Please set down every line of the records below exactly, without the pictures.

> _Data entries_:
►
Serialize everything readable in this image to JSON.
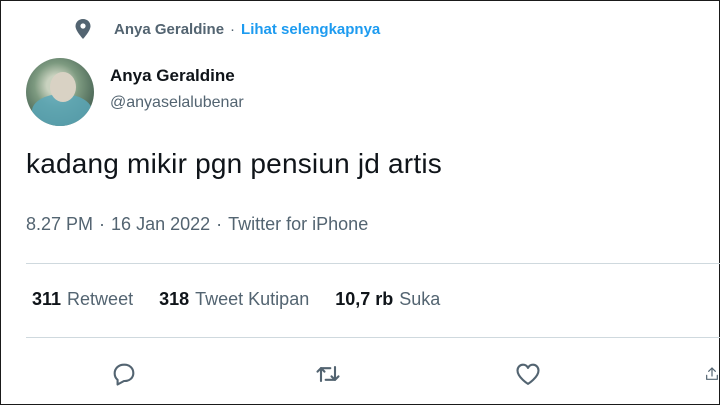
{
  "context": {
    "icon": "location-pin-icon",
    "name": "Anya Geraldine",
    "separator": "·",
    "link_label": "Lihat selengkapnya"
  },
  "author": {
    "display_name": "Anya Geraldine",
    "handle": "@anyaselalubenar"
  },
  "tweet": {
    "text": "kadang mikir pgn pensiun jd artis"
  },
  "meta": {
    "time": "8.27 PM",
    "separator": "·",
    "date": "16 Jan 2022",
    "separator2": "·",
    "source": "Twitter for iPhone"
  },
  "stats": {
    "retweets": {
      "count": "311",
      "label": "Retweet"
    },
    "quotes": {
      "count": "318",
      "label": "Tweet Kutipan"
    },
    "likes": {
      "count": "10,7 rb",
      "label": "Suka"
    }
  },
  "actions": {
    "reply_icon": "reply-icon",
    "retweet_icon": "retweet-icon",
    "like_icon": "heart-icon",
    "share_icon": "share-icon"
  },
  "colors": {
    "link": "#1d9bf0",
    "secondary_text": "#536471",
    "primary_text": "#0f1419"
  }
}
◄
> _Exercise response_:
Serialize everything readable in this image to JSON.
{
  "context": {
    "icon": "location-pin-icon",
    "name": "Anya Geraldine",
    "separator": "·",
    "link_label": "Lihat selengkapnya"
  },
  "author": {
    "display_name": "Anya Geraldine",
    "handle": "@anyaselalubenar"
  },
  "tweet": {
    "text": "kadang mikir pgn pensiun jd artis"
  },
  "meta": {
    "time": "8.27 PM",
    "separator": "·",
    "date": "16 Jan 2022",
    "separator2": "·",
    "source": "Twitter for iPhone"
  },
  "stats": {
    "retweets": {
      "count": "311",
      "label": "Retweet"
    },
    "quotes": {
      "count": "318",
      "label": "Tweet Kutipan"
    },
    "likes": {
      "count": "10,7 rb",
      "label": "Suka"
    }
  },
  "actions": {
    "reply_icon": "reply-icon",
    "retweet_icon": "retweet-icon",
    "like_icon": "heart-icon",
    "share_icon": "share-icon"
  },
  "colors": {
    "link": "#1d9bf0",
    "secondary_text": "#536471",
    "primary_text": "#0f1419"
  }
}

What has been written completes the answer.